■ **WHAT YOU HAVE TO DO**
Taking the listing below line by line, tally those that contain the string "icon". Give the total alone.

____________

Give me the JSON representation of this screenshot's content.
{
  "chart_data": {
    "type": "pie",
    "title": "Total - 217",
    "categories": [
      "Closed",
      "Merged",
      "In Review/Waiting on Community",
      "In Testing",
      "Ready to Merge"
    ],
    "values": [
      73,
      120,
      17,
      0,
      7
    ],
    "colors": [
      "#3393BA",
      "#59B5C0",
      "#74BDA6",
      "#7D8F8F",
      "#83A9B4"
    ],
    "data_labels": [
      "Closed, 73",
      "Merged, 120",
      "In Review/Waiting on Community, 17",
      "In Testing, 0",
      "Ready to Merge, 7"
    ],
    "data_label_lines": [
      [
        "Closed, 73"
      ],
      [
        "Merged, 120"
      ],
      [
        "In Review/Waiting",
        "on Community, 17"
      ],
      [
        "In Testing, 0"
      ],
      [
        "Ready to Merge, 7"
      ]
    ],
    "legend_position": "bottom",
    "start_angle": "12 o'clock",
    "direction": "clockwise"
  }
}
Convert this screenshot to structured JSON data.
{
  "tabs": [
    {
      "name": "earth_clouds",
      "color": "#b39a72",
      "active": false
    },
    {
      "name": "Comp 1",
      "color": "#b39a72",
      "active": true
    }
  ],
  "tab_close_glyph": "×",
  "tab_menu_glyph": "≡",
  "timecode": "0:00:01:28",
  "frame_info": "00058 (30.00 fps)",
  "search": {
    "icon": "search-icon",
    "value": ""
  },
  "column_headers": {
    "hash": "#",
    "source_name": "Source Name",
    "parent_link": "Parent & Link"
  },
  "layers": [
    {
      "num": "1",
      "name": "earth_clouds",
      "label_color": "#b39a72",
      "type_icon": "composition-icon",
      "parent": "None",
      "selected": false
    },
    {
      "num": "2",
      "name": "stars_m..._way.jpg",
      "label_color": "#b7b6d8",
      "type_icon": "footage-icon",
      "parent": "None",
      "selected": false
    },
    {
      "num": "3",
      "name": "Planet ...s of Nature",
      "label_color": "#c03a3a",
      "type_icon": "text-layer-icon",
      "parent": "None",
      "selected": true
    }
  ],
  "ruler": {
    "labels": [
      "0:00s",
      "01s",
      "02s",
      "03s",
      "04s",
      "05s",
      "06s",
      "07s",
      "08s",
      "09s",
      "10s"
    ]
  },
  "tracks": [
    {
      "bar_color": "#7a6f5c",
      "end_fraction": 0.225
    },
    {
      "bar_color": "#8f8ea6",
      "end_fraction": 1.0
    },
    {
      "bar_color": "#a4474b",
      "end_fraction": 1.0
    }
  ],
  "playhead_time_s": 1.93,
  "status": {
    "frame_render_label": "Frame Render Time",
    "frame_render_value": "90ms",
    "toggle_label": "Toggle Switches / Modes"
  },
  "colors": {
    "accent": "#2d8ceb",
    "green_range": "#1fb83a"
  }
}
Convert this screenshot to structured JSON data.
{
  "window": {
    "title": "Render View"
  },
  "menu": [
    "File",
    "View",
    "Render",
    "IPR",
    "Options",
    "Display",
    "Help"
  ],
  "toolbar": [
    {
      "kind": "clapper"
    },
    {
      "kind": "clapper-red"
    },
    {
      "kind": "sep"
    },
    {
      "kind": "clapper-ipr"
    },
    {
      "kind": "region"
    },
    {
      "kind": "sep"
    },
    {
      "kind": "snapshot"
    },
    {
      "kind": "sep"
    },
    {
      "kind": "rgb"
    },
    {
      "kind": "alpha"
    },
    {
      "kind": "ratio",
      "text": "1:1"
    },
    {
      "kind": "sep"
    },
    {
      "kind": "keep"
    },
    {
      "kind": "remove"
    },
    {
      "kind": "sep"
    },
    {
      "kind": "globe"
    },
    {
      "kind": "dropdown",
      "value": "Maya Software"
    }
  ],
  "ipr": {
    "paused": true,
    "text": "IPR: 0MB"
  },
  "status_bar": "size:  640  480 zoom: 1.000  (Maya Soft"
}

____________

■ **YOUR SOLUTION**
4